I admire her for holding out this challenge to the researching community and hope that they will take it up. Whether we end up with a President Trump or a President Clinton, Alzheimer’s disease will affect 15 million people by 2050. If family history is any clue, I may be one of those diagnosed. So I am personally invested in finding a cure now, before it gobbles up anyone else I love.
In addition to funding research, Hillary wants to provide a tax break to people who are family caregivers. Under her proposal, a family caregiver would be able to deduct 20% of caregiving expenses. I know my mom spent her own money in caring for Grandma, and the ability to deduct some of those expenses would have surely come in handy.
Another thing Hillary understands is caregiver turnover. My mom spent hours at the nursing home, retraining CNAs because the turnover was so high. There were certain things that Mom wanted done with Grandma’s care, easy, common-sense things, like making sure her dentures were cleaned every day. Every time a new CNA came on staff, Mom had to tell them what Grandma needed. None of that information was shared between staff members, and she ran herself ragged and worried herself sick making sure that the nursing home staff did what they were legally required to do. I’m convinced that my mom is a superhero. If she had not stood up for Grandma, that place would have parked her in a wheelchair and let her go for days without a shower.
So when Hillary said this in her remarks,
And we also have to make sure that paid caregivers…have enough training and sufficient financial support so that they don’t—they’re not turning over all the time. Just when you get used to somebody, they can’t afford to do the work any longer.
I could see that she understands the challenges. Understanding is one of the first steps to reform.
Forty percent of all Americans aged 65 or older have Alzheimer’s Disease. This age group is our greatest generation! It’s time to put our money where our best people are. Although I am not a single issue voter, this one issue — research into Alzheimer and dementia — is near and dear to my heart.
It’s too late for Grandma, but when I go to the polls on election day and mark the spot for Hillary Clinton, I will do so in the hopes that it won’t be too late for my mom, my aunts, my uncles, my brother, my cousins, my niece and nephews, me, and my daughter.

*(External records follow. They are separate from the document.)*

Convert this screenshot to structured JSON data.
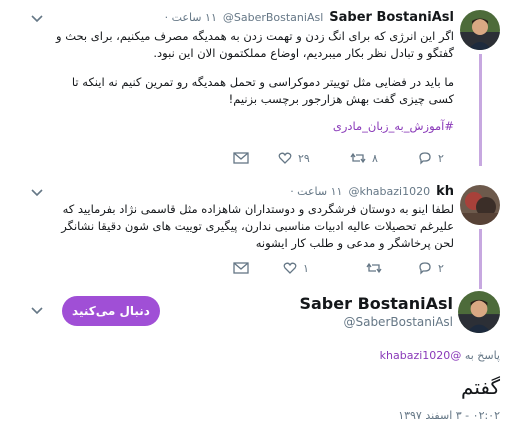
{
  "tweet1": {
    "name": "Saber BostaniAsl",
    "handle": "@SaberBostaniAsl",
    "time": "۱۱ ساعت ·",
    "line1": "اگر این انرژی که برای انگ زدن و تهمت زدن به همدیگه مصرف میکنیم، برای بحث و",
    "line2": "گفتگو و تبادل نظر بکار میبردیم، اوضاع مملکتمون الان این نبود.",
    "line3": "ما باید در فضایی مثل توییتر دموکراسی و تحمل همدیگه رو تمرین کنیم نه اینکه تا",
    "line4": "کسی چیزی گفت بهش هزارجور برچسب بزنیم!",
    "hashtag": "#آموزش_به_زبان_مادری",
    "replies": "۲",
    "retweets": "۸",
    "likes": "۲۹"
  },
  "tweet2": {
    "name": "kh",
    "handle": "@khabazi1020",
    "time": "۱۱ ساعت ·",
    "line1": "لطفا اینو به دوستان فرشگردی و دوستداران شاهزاده مثل قاسمی نژاد بفرمایید که",
    "line2": "علیرغم تحصیلات عالیه ادبیات مناسبی ندارن، پیگیری توییت های شون دقیقا نشانگر",
    "line3": "لحن پرخاشگر و مدعی و طلب کار ایشونه",
    "replies": "۲",
    "retweets": "",
    "likes": "۱"
  },
  "main": {
    "name": "Saber BostaniAsl",
    "handle": "@SaberBostaniAsl",
    "follow_label": "دنبال می‌کنید",
    "reply_prefix": "پاسخ به",
    "reply_mention": "@khabazi1020",
    "text": "گفتم",
    "date": "۰۲:۰۲ - ۳ اسفند ۱۳۹۷"
  },
  "icons": {
    "reply": "reply-icon",
    "retweet": "retweet-icon",
    "like": "heart-icon",
    "dm": "envelope-icon",
    "more": "chevron-down-icon"
  },
  "colors": {
    "accent": "#a04fd6",
    "thread": "#c7a8e0",
    "hashtag": "#8a3ab9",
    "muted": "#657786"
  }
}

There is a hereditary component to Alzheimer’s, and we are racing against the clock.